Bottom of the first, two out.
Willson Contreras lines an RBI single against Corbin Burnes to give the Chicago Cubs an early lead over the Milwaukee Brewers on Saturday.
The crowd cheers and, just to be clear, it's not one of those piped-in roars. Fans just beyond the ivy at Wrigley Field, up on the rooftops, are letting loose.
Though the Cubs would go on to get pounded 8-3, just seeing a game in person from high and far was a welcome diversion for Dr. Dave Barounis. While major league ballparks are off limits to the general public, Wrigley Field is one of the few spots where they can look in on the action.
“It feels really like you're getting back to normal to be able to go watch a baseball game,” Barounis, an ICU physician at Advocate Christ Medical Center in suburban Oak Lawn. “It just feels like it's a natural part of what we'd normally have for summer. What we're all looking forward to is to kind of break the monotony that's been the last several months. It feels like we're getting back into the routine of things. It reminds us that things are going to get better, and better days are ahead.”
Little about this pandemic delayed season is routine, with the start pushed back four months because of the coronavirus, the schedule slashed from 162 games to 60 and teams playing without spectators in the stands.
But for fans looking to see major league baseball live, there are few options besides the rooftops along Waveland and Sheffield avenues. Boston has the Bleacher Bar tucked under the center field seats at Fenway Park. San Francisco has the promenade alongside McCovey Cove.
Another possibility might have been the hotel at the Rogers Centre in Toronto, but with the Blue Jays barred by the Canadian government from playing at home because of concerns about the coronavirus, that's out.
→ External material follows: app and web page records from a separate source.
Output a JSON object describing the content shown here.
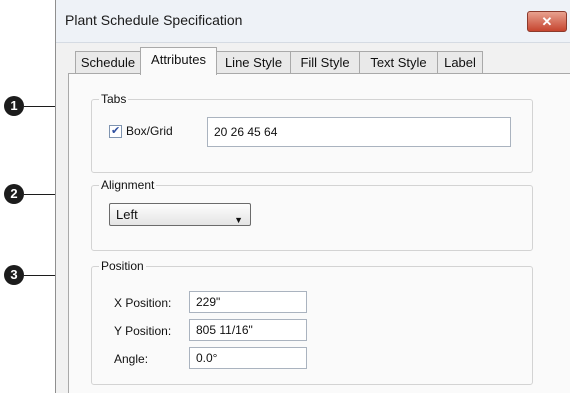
{
  "window": {
    "title": "Plant Schedule Specification",
    "close_glyph": "✕"
  },
  "tabs": [
    {
      "label": "Schedule"
    },
    {
      "label": "Attributes"
    },
    {
      "label": "Line Style"
    },
    {
      "label": "Fill Style"
    },
    {
      "label": "Text Style"
    },
    {
      "label": "Label"
    }
  ],
  "groups": {
    "tabs": {
      "legend": "Tabs",
      "checkbox_label": "Box/Grid",
      "checked": true,
      "value": "20 26 45 64"
    },
    "alignment": {
      "legend": "Alignment",
      "selected": "Left"
    },
    "position": {
      "legend": "Position",
      "x_label": "X Position:",
      "x_value": "229\"",
      "y_label": "Y Position:",
      "y_value": "805 11/16\"",
      "angle_label": "Angle:",
      "angle_value": "0.0°"
    }
  },
  "callouts": [
    "1",
    "2",
    "3"
  ],
  "icons": {
    "close": "close-icon",
    "dropdown": "chevron-down-icon",
    "check": "checkmark-icon"
  }
}
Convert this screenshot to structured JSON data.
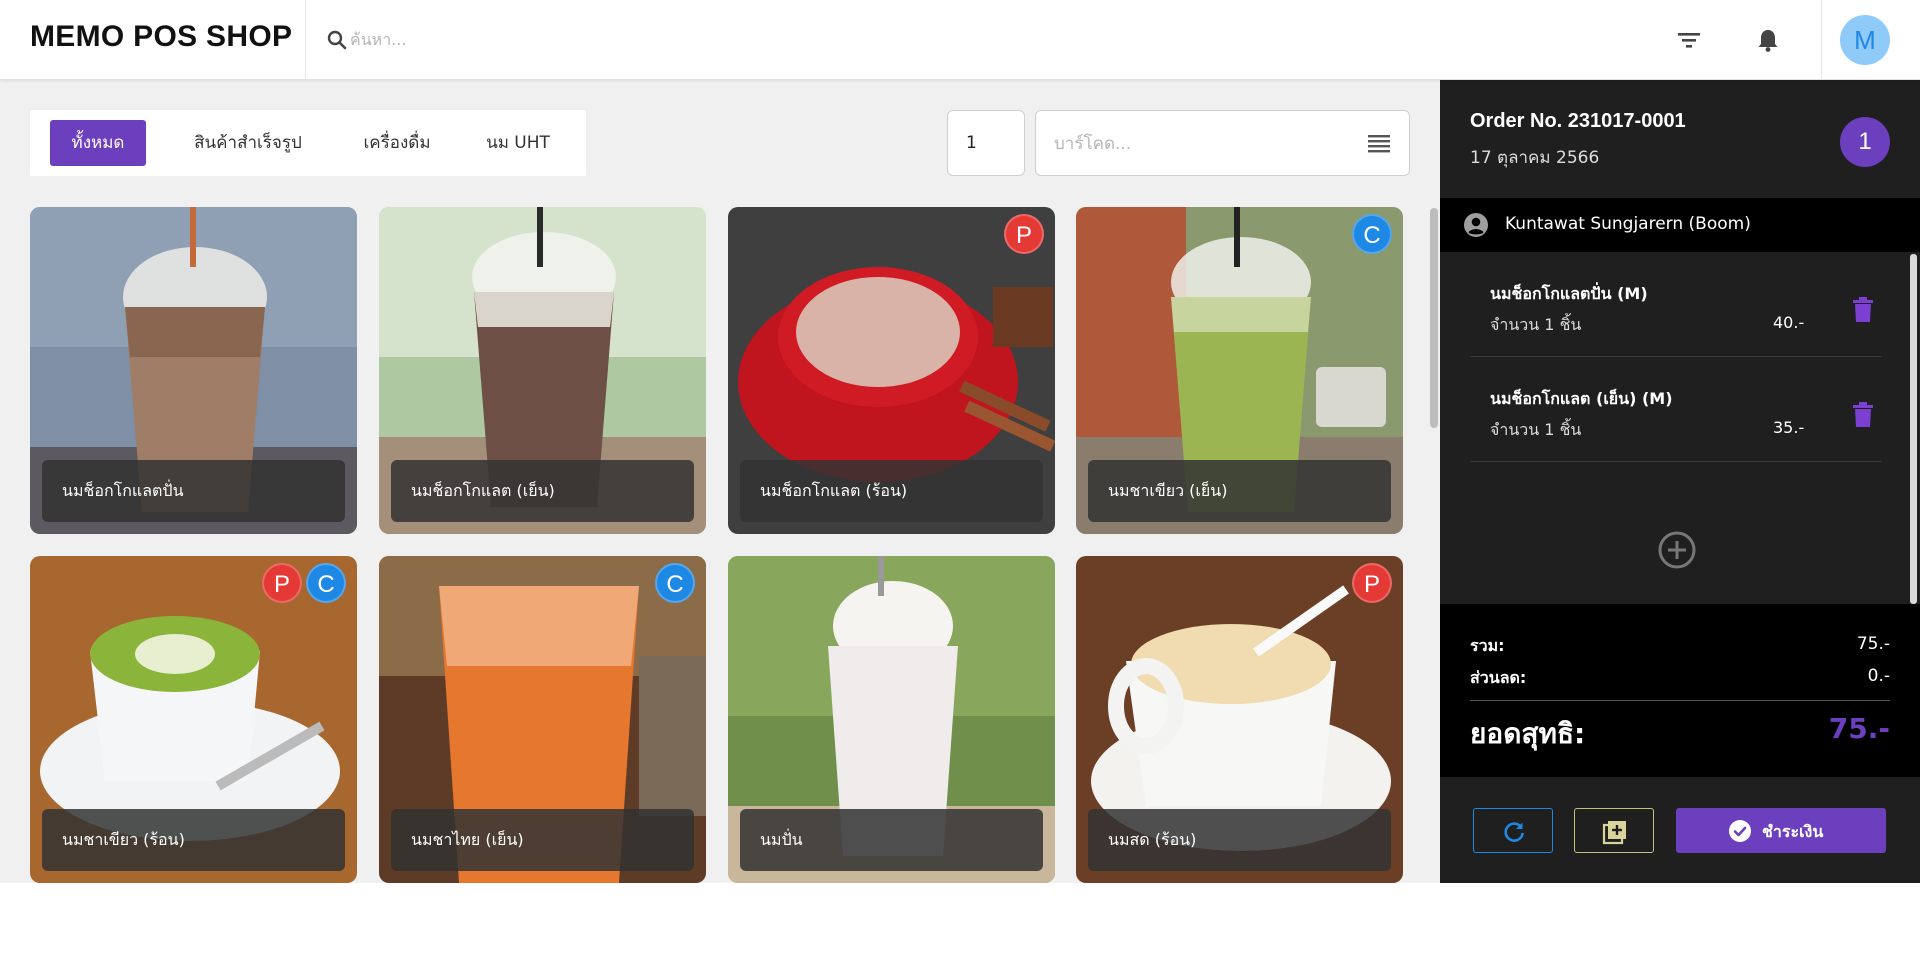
{
  "header": {
    "brand": "MEMO POS SHOP",
    "search_placeholder": "ค้นหา...",
    "avatar_initial": "M"
  },
  "categories": [
    {
      "label": "ทั้งหมด",
      "active": true
    },
    {
      "label": "สินค้าสำเร็จรูป",
      "active": false
    },
    {
      "label": "เครื่องดื่ม",
      "active": false
    },
    {
      "label": "นม UHT",
      "active": false
    }
  ],
  "quantity_value": "1",
  "barcode_placeholder": "บาร์โคด...",
  "products": [
    {
      "name": "นมช็อกโกแลตปั่น",
      "badges": []
    },
    {
      "name": "นมช็อกโกแลต (เย็น)",
      "badges": []
    },
    {
      "name": "นมช็อกโกแลต (ร้อน)",
      "badges": [
        "P"
      ]
    },
    {
      "name": "นมชาเขียว (เย็น)",
      "badges": [
        "C"
      ]
    },
    {
      "name": "นมชาเขียว (ร้อน)",
      "badges": [
        "P",
        "C"
      ]
    },
    {
      "name": "นมชาไทย (เย็น)",
      "badges": [
        "C"
      ]
    },
    {
      "name": "นมปั่น",
      "badges": []
    },
    {
      "name": "นมสด (ร้อน)",
      "badges": [
        "P"
      ]
    }
  ],
  "order": {
    "number": "Order No. 231017-0001",
    "date": "17 ตุลาคม 2566",
    "item_count": "1",
    "customer": "Kuntawat Sungjarern (Boom)",
    "items": [
      {
        "name": "นมช็อกโกแลตปั่น (M)",
        "qty": "จำนวน 1 ชิ้น",
        "price": "40.-"
      },
      {
        "name": "นมช็อกโกแลต (เย็น) (M)",
        "qty": "จำนวน 1 ชิ้น",
        "price": "35.-"
      }
    ],
    "subtotal_label": "รวม:",
    "subtotal": "75.-",
    "discount_label": "ส่วนลด:",
    "discount": "0.-",
    "net_label": "ยอดสุทธิ:",
    "net": "75.-",
    "pay_label": "ชำระเงิน"
  },
  "colors": {
    "accent": "#6c3fbf",
    "badge_p": "#e53935",
    "badge_c": "#1e88e5",
    "panel_bg": "#1f1f1f"
  }
}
In Chicago, tickets to the 16 rooftops come at a hefty price — about $300 to $440 compared to the usual $150. They can seat at about 200 to 250, but a 20% capacity limit has them selling 40 to 50 per game.
The available tickets are going fast with about 90% purchased, Cubs executive vice president of sales and marketing Colin Faulkner says. Team ownership has 10 of the rooftop businesses and sells for one more. Some groups buy out a rooftop and distribute only a portion of those tickets to allow for more room to social distance.
“The demand was overwhelming,” Faulkner says.
Across Waveland Avenue, just beyond the left-field bleachers, Barounis was one of about 20 people on an outing with Advocate Healthcare. There were temperature checks at the entrance and reminders all around about social distancing, with some seats blocked off.
Food options are scaled down, most coming prepackaged, and served by staff instead of the usual buffet. But there are plenty of drinks as well as hand sanitizer. And the view isn't bad, either.
The warning track from left to center is blocked by the bleachers, and the large video board cuts off deep center field. But most of the action is easy to see. And sounds that would normally be drowned out can be heard.
Cheers from the home dugout are audible. And the Cubs can hear the noise coming from the rooftops.
“I think the only thing I heard was the typical Ryan Braun boos (in Friday's opener)," manager David Ross said. “I think their own team booed him when he got announced yesterday; they want to make him feel right at home. He's a pretty good sport about all that.”
For Jim Landini of Dyer, Indiana, seeing the empty stands from the rooftop is “very, very bizarre."
“My whole life, I played baseball," he says. "My whole life I've been coming to games. It's a lot less energy for the players. They're competitive. They'll keep playing.”
Mostly a White Sox fan, Landini came with his wife who works in human resources for Advocate. He pitched for Robert Morris University in Chicago and goes to a handful of games on both sides of the city.
“Being in the stands, it's a little more intimate,” Landini said. “For me, having knowledge of baseball, I can kind of pick up on the little innuendos that go on throughout the game.”
That's obviously tough to do watching from a rooftop. But after being “locked in the house for five months and not having much of a social life,” he was enjoying the opportunity to see a game live — even if he wasn't in the ballpark.